As many of these companies scramble to restructure themselves, most of the costs have been passed on to shale and offshore rigs. In April, oil services company Schlumberger announced it was facing redundancies numbering 20,000 across its global operations. In July, Royal Dutch Shell announced another 6,500 jobs would go in a new cost-cutting initiative. And in the US – the epicentre of the fracking boom – official jobs data recorded that over 59,000 workers in the oil services and 10,000 in the production sectors had been made redundant.
These losses have effectively ended the capacity of the industry to maintain the same level of production infrastructure it enjoyed when the price stood at $100 a barrel. In July, a study by the consultancy Wood Mackenzie claimed that 46 new oil and gas extraction projects have been deferred. That amounts to over $200 billion in spending and an estimated 20 billion barrels of oil remaining in the ground. In February, Shell announced the closure of a major extraction platform above the Brent field, with another expected to be wound down in the next few years. In the Gulf of Mexico, 981 rigs have been decommissioned since October 2014.
At the time of writing, the pattern of closures does seem to be reversing, with a small increase of 12 new rigs announced by oil services giant Baker Hughes. Nevertheless, that still spells a miserable 0.2% overall growth, within a sector singularly unenthused by the prospect of expansion.
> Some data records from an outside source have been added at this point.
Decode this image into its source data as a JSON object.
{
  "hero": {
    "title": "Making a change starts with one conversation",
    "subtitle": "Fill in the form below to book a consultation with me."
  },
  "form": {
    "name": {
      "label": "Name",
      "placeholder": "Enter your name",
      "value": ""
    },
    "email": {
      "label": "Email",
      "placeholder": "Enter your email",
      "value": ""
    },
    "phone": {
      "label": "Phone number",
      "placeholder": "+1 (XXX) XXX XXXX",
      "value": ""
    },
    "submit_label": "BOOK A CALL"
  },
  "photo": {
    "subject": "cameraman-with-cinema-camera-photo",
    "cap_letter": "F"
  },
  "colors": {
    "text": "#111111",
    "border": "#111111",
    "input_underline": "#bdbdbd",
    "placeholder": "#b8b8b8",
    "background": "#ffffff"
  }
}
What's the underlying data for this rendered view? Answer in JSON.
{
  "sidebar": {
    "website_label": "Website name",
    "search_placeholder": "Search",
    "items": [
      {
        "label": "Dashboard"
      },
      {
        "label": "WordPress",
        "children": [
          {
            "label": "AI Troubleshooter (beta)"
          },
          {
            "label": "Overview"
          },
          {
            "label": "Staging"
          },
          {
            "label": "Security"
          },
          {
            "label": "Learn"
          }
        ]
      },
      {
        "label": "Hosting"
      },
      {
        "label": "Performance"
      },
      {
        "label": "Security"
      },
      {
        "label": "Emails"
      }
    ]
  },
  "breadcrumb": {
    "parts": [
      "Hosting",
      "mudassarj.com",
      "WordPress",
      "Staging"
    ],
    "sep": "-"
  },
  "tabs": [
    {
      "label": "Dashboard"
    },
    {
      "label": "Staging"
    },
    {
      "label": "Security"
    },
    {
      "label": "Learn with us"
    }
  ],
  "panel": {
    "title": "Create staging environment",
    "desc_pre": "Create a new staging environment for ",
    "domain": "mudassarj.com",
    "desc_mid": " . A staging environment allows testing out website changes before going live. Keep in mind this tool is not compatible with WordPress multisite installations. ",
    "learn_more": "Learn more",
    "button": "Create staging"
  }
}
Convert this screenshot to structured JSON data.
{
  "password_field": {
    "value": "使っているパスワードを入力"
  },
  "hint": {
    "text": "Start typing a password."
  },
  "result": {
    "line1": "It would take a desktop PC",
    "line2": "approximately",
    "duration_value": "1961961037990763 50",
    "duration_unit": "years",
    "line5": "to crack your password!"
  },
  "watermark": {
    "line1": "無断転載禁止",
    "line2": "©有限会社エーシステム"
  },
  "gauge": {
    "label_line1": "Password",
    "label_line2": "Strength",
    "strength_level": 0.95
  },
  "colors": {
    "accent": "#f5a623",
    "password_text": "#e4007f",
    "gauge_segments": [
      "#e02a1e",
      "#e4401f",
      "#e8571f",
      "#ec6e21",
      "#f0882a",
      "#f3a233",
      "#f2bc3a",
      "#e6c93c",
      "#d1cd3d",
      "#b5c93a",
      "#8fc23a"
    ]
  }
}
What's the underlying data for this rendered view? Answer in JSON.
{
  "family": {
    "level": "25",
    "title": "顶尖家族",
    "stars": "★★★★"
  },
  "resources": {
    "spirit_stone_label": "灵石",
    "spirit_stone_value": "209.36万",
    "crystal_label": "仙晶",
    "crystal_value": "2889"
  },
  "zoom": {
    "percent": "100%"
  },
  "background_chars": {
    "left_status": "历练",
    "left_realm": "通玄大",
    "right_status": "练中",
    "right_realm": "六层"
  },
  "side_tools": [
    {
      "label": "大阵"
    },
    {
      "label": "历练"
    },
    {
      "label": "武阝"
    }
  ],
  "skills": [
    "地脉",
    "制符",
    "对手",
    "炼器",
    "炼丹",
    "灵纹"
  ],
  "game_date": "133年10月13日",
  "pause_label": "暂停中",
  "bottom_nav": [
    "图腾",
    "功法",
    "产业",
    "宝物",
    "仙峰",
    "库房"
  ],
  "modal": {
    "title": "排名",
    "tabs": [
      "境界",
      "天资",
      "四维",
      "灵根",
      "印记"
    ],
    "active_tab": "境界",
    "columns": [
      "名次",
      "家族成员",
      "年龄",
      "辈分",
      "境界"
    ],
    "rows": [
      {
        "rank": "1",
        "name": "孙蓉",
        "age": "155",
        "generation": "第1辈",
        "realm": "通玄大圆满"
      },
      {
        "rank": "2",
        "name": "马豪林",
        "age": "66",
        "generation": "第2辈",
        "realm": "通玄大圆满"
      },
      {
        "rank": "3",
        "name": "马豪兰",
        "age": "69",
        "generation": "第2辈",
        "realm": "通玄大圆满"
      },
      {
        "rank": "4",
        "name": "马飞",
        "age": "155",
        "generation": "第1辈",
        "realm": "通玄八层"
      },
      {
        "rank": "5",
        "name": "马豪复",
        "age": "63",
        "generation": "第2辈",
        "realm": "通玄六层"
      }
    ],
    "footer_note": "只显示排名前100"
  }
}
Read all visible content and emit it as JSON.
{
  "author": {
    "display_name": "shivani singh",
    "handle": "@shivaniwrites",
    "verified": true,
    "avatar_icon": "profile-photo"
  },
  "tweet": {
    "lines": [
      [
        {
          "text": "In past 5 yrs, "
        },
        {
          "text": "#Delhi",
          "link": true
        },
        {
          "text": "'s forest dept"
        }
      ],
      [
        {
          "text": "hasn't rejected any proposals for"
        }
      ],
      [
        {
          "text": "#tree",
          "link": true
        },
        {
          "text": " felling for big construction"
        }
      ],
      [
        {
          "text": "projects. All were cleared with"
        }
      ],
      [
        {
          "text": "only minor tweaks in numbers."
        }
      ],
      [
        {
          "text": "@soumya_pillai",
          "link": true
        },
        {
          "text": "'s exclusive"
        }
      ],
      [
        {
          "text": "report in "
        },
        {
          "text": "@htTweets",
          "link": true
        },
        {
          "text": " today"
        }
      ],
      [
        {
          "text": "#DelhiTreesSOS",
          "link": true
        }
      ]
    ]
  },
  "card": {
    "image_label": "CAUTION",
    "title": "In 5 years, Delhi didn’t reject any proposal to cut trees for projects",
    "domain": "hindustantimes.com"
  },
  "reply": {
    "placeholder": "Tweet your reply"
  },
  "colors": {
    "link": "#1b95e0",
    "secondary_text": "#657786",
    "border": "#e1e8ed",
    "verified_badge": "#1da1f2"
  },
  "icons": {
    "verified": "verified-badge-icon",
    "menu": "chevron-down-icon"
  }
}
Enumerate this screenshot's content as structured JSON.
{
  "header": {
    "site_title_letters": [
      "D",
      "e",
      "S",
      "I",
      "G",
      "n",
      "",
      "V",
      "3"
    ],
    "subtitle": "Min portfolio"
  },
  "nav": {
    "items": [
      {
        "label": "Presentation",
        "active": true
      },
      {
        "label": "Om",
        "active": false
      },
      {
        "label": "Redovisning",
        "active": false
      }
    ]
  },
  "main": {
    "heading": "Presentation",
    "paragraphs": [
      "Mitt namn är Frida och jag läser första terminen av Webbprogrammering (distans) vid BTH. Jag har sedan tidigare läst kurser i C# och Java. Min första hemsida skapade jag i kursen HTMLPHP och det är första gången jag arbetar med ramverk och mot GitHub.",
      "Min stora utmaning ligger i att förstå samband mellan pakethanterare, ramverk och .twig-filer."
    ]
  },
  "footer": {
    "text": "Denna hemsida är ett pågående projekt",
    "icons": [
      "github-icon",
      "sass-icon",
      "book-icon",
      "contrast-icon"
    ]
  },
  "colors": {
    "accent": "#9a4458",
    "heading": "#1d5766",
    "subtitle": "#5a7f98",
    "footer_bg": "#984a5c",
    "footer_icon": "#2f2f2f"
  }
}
With no sign of the market stabilising to a price equilibrium that would make offshore and shale consistently profitable, many oil companies have cried out for aid from national governments to help sustain their existing operations. In the UK, this has come in the form of tax relief, with pleas from North Sea oil producers responded to by Chancellor George Osborne in his July Emergency Budget. The latest data made available by the UK Office of National Statistics indicates that national output is up, partly thanks to this action.
In the US, attention has focused on lifting regulatory constraints. Since 1975, exports of crude oil have been prohibited to those without a licence. Since 2012, a few companies have been granted permission by Congress to export small volumes of crude oil. However, their example has not proven enough to stall a growing effort from representatives of oil states lobbying to shelve the statute entirely.
Their argument is certainly compelling. A large volume of the oil produced by shale rigs in the US is what is termed ‘light crude’: extracted from areas isolated from major transportation links, and too far from refineries equipped to process anything other than heavy crude oil. A more liberal export regime would allow these producers to sell their wares abroad, thereby increasing employment and adding billions in GDP to the American economy.
Critics of this approach say that liberalisation will do nothing of the sort. They argue that introduction of US crude exports into an already saturated global market will only serve to depress prices even further. After all, exploration is still proceeding in dozens of locations, with Shell and BP announcing expensive new exploration initiatives in the Arctic and other companies exploring the viability of fields off the Falkland Islands, New Zealand and Philippine coasts.
Not that this means exploration might lead to immediate extraction, especially given the typical 15-year gap between the two – even if spurred by a consistently high oil price. A raft of share price falls across oil exploration firms in July, as well as the prospect of Iranian re-entry into the market as sanctions are lifted, has also seemingly quashed the notion that any price resurgence is just around the corner.
Whatever the case, the sheer scale of cutbacks in infrastructure spending by major oil companies means they will find it hard to meaningfully exploit a price rise in the short to medium term. In fact, it could be a matter of years before some sort of price equilibrium is regained, and if it happens, the intervention of national governments guarantees that an equitable balance may become the new normal.